● **Problem statement**
Where a line holds the word "counter", copy it from the records.

● **Task material**

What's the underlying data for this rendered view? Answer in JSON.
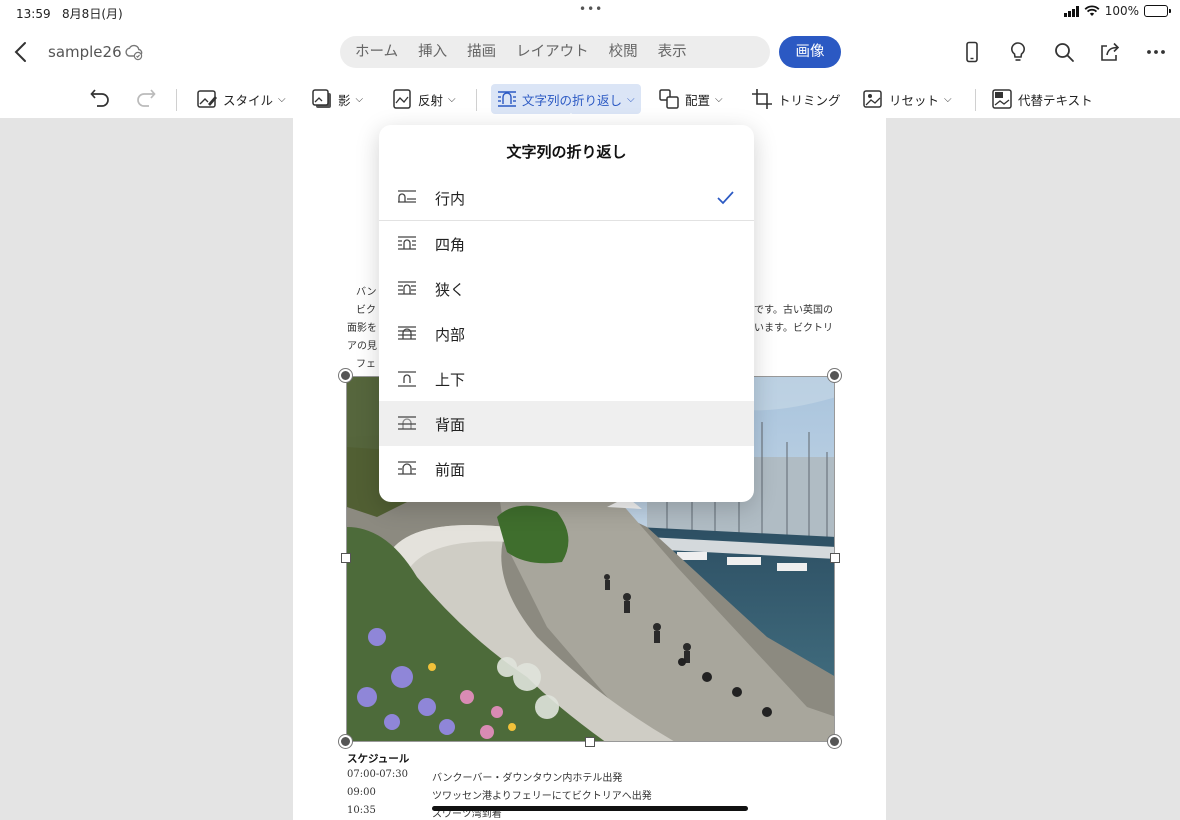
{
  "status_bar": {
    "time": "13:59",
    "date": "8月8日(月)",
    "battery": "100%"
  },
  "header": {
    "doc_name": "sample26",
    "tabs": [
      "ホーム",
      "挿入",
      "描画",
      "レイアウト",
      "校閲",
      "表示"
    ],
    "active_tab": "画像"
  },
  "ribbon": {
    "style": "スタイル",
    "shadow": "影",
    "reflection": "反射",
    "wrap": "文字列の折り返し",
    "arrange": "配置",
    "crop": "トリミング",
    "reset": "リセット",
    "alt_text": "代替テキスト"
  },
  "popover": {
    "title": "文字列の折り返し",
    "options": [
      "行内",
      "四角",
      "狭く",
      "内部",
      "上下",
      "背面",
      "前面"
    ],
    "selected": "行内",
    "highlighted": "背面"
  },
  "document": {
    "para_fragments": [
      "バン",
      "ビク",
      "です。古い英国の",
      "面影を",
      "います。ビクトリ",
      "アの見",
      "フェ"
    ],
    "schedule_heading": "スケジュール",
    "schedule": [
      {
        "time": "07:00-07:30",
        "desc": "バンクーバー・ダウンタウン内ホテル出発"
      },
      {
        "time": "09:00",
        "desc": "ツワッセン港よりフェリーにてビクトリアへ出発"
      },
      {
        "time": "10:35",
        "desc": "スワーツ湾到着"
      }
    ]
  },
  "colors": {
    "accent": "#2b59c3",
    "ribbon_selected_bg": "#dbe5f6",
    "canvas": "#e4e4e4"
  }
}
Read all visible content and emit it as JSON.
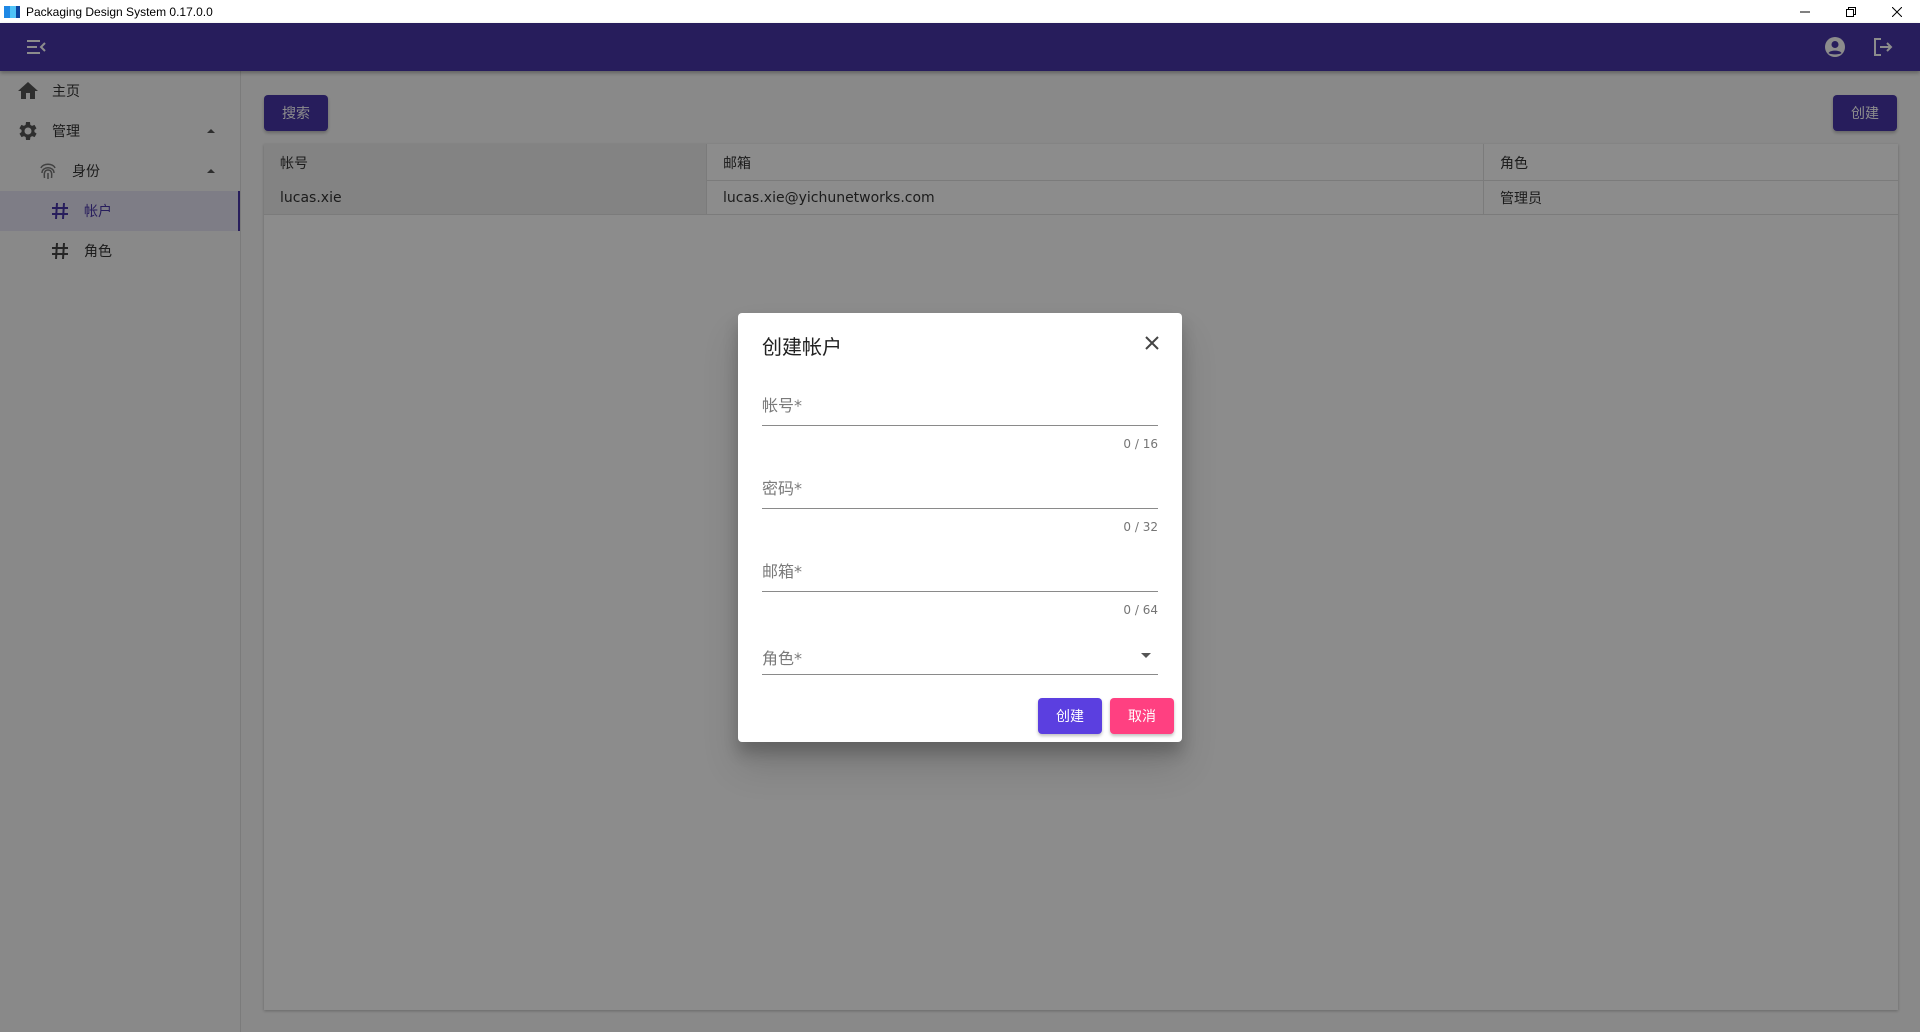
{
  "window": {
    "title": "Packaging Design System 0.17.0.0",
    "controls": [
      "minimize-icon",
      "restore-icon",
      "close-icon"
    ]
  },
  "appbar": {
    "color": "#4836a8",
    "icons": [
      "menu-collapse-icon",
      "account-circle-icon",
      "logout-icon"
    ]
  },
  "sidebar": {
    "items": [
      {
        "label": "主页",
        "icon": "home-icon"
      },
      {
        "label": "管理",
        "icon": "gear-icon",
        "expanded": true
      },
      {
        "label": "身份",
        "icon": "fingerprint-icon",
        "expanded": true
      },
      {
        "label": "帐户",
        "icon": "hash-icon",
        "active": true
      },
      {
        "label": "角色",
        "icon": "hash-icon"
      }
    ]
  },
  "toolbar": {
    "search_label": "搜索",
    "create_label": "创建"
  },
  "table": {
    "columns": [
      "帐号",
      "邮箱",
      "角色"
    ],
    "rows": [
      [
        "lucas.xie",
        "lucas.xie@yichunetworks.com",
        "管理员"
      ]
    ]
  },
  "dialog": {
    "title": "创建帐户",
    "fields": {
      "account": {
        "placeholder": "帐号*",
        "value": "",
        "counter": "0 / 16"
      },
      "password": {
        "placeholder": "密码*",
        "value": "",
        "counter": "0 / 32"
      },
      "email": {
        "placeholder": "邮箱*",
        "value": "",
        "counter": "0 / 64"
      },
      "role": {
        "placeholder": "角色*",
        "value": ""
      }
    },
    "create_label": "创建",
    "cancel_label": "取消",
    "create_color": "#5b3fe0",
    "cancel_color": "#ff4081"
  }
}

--

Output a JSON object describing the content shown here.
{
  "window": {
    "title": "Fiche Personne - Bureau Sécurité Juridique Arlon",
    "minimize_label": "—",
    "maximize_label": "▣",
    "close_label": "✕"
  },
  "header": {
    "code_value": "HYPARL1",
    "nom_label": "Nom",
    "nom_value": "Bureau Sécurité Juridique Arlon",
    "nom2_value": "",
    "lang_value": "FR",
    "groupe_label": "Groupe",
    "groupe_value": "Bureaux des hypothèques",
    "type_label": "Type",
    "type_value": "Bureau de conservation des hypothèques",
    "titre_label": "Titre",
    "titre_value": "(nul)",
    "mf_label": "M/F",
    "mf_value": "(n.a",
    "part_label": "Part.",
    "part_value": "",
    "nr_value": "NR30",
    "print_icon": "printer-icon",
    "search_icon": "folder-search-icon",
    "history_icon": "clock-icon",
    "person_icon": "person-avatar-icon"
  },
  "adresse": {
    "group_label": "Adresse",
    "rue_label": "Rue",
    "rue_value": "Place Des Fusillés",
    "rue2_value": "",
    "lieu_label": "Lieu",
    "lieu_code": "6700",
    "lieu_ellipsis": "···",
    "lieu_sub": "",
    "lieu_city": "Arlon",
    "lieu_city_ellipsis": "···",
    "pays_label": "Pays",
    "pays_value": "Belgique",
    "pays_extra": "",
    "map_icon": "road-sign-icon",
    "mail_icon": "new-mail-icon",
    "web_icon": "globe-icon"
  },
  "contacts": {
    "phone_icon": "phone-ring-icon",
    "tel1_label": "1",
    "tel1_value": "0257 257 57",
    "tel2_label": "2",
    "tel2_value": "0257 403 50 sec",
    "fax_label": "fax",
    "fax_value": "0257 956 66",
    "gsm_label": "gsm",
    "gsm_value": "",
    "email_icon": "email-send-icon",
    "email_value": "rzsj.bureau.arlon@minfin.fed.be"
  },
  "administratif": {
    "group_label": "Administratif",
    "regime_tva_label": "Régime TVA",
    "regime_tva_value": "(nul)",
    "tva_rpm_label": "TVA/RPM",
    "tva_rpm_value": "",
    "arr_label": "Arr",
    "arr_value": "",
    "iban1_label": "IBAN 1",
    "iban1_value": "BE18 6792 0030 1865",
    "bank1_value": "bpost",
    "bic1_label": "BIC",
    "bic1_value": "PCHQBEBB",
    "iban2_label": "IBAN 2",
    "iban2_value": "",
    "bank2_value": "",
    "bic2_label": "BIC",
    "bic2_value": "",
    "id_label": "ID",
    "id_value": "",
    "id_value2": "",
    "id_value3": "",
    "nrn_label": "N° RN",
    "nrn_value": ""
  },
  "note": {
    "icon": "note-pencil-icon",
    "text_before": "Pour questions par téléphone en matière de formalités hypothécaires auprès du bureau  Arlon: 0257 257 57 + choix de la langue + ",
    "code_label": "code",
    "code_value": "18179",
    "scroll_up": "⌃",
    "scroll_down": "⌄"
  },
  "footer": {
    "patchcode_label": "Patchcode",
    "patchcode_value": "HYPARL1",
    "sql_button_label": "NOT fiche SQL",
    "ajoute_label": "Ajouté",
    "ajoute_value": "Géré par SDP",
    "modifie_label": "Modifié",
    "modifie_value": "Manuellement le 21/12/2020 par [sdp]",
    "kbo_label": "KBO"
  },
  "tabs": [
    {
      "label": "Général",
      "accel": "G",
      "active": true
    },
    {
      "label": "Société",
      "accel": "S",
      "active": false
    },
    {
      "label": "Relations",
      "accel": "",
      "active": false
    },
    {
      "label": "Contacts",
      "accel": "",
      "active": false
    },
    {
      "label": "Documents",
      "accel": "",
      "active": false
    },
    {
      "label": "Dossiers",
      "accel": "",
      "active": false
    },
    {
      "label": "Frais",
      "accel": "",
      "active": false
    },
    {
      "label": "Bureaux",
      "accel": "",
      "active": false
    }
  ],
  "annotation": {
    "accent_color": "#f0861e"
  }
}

● **Result of the exercise**
        "counter": "0 / 16"
        "counter": "0 / 32"
        "counter": "0 / 64"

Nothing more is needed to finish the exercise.